*PROVIDED RECORDS*
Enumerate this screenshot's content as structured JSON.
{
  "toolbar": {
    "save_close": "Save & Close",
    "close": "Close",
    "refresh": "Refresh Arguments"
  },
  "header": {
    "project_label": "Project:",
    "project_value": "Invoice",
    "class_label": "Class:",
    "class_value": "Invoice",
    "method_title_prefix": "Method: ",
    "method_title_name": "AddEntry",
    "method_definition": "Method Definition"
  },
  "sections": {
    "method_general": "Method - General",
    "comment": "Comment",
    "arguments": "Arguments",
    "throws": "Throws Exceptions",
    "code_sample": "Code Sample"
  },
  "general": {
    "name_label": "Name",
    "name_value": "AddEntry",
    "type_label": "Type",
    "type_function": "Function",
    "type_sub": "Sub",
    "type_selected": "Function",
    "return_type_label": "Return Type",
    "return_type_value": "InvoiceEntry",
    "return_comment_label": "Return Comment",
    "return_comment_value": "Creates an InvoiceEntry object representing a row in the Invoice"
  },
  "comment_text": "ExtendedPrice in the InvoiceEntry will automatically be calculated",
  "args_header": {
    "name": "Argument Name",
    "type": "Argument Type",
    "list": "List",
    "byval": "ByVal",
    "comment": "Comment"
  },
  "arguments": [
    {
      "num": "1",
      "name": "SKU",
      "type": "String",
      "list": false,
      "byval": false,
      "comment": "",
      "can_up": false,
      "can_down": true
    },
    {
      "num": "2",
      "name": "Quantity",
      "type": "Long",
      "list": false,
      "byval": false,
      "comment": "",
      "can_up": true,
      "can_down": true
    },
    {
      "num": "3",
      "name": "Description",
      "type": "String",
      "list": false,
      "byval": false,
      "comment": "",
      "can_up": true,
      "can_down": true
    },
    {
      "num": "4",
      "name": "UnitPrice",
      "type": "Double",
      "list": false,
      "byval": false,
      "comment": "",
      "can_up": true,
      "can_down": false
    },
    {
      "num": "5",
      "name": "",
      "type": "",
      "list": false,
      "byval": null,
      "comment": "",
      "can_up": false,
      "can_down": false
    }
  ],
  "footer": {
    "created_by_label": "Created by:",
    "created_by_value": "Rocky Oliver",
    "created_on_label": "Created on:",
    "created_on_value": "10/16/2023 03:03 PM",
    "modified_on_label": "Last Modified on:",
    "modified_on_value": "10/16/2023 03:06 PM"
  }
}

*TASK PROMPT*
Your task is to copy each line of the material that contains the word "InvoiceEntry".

*ANSWER AREA*
    "return_type_value": "InvoiceEntry",
    "return_comment_value": "Creates an InvoiceEntry object representing a row in the Invoice"
  "comment_text": "ExtendedPrice in the InvoiceEntry will automatically be calculated",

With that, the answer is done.